### Task goal:
Whenever a line in the entries includes the word "help", copy that line out.
[[ Data for analysis open ]]
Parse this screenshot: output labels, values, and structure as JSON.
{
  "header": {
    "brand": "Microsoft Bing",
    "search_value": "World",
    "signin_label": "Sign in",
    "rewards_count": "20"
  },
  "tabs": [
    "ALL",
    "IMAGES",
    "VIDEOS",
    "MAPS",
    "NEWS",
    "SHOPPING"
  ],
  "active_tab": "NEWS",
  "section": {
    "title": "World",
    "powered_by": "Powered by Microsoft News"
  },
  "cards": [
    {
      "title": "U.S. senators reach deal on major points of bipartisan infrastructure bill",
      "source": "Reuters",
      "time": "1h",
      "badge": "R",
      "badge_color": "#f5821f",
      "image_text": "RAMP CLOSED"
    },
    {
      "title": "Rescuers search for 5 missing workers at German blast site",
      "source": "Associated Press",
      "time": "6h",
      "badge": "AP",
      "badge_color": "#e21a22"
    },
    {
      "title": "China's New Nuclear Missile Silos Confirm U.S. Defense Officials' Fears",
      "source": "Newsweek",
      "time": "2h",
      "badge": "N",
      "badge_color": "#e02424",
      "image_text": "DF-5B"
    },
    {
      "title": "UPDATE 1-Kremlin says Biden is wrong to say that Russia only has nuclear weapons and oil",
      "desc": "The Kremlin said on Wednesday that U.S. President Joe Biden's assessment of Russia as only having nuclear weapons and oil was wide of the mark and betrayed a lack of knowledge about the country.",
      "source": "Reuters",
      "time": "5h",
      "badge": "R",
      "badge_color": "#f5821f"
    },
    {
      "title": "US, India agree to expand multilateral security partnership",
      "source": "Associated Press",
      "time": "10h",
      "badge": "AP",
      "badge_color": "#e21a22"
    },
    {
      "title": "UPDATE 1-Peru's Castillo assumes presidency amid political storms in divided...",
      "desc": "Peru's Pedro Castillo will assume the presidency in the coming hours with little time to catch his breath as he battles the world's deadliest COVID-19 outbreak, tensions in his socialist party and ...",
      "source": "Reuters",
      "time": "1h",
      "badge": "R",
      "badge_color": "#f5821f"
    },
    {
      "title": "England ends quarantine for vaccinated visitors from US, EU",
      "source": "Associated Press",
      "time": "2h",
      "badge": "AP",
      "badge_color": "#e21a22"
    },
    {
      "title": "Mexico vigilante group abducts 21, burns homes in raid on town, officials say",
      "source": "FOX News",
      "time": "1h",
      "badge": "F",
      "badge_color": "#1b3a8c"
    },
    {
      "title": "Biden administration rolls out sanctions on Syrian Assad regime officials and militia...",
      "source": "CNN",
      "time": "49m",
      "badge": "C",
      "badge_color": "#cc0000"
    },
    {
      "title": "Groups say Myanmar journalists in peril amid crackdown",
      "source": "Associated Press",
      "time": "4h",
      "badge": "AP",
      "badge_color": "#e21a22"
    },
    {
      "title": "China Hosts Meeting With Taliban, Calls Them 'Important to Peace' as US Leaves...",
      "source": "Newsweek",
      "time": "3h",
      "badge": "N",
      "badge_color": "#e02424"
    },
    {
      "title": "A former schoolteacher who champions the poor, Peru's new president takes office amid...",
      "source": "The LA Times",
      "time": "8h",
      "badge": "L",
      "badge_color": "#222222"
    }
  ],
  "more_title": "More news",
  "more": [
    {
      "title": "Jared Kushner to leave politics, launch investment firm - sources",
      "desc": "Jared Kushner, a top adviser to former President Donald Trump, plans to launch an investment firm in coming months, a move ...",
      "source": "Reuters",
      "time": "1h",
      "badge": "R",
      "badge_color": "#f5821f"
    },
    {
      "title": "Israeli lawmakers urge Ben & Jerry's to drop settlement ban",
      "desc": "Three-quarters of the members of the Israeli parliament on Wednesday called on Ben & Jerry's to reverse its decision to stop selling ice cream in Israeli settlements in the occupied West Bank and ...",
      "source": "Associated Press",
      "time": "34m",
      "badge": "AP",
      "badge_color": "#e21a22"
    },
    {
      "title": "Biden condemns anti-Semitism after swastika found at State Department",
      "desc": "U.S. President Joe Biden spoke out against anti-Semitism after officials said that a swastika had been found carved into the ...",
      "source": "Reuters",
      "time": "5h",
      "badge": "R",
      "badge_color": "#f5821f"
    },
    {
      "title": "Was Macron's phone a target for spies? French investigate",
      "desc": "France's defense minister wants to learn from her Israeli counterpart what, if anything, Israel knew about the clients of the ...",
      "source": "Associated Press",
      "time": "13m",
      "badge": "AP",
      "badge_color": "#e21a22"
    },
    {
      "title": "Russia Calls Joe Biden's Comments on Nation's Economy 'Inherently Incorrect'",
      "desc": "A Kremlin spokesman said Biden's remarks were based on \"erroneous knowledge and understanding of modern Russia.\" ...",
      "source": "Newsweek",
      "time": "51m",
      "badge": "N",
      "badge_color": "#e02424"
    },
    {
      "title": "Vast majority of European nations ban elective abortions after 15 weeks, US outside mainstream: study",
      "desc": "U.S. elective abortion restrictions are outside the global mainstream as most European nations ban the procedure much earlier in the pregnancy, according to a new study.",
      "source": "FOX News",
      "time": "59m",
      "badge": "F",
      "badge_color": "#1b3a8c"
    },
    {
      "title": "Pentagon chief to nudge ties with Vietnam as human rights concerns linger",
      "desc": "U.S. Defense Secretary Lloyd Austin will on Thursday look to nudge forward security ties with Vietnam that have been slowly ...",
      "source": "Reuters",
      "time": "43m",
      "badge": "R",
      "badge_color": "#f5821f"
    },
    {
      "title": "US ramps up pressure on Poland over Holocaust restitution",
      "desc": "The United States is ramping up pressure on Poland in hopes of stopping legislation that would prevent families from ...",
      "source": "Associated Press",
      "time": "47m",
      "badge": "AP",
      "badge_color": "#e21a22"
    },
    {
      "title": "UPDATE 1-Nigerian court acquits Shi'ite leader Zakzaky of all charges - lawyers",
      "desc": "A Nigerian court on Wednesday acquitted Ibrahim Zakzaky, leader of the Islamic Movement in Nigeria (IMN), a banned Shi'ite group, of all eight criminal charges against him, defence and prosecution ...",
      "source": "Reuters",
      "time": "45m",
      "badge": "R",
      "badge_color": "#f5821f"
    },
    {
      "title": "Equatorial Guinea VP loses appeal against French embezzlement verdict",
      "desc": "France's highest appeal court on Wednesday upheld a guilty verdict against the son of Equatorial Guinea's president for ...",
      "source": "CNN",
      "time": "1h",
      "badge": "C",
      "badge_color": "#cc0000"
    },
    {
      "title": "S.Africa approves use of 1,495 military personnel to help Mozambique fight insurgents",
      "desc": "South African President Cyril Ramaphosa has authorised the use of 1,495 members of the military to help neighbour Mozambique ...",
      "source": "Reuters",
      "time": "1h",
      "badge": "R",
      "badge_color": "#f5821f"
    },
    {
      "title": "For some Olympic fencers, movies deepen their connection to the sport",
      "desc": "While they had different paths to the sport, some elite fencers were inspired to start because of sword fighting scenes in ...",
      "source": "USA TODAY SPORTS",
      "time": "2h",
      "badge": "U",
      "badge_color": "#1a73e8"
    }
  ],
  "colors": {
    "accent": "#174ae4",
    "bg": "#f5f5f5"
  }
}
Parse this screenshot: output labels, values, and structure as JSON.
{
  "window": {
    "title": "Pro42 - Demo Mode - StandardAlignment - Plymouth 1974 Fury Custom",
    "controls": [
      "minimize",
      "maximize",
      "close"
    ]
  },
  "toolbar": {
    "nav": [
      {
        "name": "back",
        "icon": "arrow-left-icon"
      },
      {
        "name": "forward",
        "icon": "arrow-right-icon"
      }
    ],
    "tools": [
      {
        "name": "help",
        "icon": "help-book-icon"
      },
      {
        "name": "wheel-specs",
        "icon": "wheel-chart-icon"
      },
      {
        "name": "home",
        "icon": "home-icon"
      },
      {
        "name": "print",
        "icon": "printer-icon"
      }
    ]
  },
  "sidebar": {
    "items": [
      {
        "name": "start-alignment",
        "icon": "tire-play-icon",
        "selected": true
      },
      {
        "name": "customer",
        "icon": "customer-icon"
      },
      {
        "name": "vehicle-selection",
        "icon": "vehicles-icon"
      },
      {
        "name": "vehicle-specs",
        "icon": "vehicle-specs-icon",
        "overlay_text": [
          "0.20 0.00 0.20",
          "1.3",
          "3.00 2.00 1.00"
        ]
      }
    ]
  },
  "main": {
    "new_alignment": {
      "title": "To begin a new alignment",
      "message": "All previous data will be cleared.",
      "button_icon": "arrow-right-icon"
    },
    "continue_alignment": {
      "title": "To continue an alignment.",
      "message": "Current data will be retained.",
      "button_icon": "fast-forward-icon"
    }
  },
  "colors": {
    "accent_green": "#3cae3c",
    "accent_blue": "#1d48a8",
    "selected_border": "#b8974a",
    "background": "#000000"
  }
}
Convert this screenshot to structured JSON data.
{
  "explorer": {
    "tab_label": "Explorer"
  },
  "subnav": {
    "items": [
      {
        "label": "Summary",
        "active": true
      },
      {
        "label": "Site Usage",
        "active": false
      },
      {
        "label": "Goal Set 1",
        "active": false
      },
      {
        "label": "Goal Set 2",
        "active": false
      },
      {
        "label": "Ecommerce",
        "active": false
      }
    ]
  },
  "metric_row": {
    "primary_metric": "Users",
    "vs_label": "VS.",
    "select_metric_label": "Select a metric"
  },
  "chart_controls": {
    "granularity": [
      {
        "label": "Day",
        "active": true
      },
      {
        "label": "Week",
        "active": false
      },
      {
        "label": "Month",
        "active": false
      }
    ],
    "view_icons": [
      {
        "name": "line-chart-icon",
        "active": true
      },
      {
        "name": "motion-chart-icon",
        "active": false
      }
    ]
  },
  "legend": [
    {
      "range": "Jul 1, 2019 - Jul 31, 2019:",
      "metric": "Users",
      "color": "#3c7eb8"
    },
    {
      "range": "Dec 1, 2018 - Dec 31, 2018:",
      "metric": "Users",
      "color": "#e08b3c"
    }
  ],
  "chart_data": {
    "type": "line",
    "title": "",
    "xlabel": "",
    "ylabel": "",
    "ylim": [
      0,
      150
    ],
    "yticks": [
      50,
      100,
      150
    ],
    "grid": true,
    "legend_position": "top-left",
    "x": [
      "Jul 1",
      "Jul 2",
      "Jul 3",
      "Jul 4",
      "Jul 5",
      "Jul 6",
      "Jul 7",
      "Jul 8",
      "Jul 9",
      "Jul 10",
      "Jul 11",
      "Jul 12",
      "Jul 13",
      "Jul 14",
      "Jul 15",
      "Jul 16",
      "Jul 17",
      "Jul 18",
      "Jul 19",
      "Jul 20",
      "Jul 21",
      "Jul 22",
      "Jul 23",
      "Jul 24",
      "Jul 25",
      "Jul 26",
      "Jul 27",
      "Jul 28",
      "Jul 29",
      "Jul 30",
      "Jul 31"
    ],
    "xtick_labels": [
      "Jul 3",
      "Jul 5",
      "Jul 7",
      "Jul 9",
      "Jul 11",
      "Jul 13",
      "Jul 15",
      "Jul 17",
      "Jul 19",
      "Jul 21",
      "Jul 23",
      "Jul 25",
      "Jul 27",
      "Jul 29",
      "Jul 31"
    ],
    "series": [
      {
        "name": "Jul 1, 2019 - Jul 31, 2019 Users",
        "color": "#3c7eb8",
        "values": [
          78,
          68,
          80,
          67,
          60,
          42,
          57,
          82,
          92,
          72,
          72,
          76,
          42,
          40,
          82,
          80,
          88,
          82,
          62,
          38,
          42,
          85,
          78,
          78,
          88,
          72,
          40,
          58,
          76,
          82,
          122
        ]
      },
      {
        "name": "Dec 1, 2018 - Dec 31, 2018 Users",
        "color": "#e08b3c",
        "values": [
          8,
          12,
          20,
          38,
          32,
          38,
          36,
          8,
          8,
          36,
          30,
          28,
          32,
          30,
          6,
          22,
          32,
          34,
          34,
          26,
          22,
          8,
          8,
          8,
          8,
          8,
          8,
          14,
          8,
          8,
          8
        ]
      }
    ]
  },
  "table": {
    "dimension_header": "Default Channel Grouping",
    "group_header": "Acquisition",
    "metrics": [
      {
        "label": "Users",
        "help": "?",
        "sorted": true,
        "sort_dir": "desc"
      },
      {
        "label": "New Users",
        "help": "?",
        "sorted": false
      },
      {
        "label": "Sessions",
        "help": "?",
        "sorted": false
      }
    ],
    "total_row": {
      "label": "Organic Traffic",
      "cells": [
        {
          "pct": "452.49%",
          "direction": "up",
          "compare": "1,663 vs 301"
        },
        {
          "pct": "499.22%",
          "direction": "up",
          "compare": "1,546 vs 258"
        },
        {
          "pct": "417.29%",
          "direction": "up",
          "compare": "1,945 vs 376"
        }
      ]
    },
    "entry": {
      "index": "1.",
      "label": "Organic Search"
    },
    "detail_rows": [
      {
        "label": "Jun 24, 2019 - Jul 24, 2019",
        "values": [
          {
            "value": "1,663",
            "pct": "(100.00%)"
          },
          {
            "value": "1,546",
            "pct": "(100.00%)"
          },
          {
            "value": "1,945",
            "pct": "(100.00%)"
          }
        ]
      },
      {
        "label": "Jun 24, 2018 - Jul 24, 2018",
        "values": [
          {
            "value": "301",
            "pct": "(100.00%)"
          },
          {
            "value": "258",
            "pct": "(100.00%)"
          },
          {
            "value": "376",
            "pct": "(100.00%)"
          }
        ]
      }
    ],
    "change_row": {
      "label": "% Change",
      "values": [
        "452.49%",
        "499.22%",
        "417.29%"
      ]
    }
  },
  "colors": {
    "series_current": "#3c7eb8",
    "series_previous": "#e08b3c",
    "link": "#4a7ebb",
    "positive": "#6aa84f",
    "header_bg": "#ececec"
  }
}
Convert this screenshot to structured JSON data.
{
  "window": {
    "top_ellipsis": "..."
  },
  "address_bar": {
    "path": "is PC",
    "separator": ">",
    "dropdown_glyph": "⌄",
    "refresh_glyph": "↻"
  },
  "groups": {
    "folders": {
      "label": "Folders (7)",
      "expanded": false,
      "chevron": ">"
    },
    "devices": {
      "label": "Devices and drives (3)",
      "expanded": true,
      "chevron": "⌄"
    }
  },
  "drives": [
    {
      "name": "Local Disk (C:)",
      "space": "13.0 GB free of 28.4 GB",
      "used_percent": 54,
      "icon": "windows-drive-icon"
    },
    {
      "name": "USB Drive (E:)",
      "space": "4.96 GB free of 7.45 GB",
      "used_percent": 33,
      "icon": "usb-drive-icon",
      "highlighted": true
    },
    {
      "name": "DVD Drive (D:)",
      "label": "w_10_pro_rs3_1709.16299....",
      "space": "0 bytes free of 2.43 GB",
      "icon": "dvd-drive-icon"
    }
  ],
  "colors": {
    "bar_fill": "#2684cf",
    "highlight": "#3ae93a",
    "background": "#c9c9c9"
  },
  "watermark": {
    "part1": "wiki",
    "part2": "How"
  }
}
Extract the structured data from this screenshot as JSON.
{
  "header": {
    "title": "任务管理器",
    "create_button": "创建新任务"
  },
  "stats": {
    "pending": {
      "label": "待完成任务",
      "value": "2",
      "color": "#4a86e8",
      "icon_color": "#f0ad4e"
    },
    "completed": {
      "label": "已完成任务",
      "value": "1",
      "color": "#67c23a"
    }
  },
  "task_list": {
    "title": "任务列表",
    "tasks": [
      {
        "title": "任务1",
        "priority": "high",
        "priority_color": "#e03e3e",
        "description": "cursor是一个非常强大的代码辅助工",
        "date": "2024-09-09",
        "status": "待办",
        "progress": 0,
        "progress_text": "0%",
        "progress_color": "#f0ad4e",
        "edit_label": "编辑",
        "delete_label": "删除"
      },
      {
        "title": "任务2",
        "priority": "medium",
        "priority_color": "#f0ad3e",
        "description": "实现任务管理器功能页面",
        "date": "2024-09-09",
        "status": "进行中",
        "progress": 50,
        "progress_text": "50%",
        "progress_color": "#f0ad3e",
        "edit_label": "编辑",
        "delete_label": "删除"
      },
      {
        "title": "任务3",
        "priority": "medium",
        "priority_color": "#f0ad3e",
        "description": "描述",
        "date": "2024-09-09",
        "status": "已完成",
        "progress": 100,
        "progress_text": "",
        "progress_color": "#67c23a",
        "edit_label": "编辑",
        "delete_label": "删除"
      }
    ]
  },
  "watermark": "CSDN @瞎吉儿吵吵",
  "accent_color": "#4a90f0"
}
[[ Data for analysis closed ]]
### Answer:
      "title": "S.Africa approves use of 1,495 military personnel to help Mozambique fight insurgents",
      "desc": "South African President Cyril Ramaphosa has authorised the use of 1,495 members of the military to help neighbour Mozambique ...",
        "name": "help",
        "icon": "help-book-icon"
        "help": "?",
        "help": "?",
        "help": "?",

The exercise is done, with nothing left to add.